• Stored data entries
"""
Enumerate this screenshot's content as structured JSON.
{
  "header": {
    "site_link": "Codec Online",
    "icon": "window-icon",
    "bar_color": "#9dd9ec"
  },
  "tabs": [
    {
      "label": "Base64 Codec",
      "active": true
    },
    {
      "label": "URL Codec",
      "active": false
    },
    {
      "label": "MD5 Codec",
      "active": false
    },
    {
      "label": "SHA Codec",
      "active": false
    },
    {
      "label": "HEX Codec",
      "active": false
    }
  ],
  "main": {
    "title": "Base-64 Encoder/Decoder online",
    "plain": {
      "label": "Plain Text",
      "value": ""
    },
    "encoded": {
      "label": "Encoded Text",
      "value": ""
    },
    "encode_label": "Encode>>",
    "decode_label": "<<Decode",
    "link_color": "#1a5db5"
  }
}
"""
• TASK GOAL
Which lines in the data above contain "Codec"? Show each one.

• EXPECTED ANSWER
    "site_link": "Codec Online",
      "label": "Base64 Codec",
      "label": "URL Codec",
      "label": "MD5 Codec",
      "label": "SHA Codec",
      "label": "HEX Codec",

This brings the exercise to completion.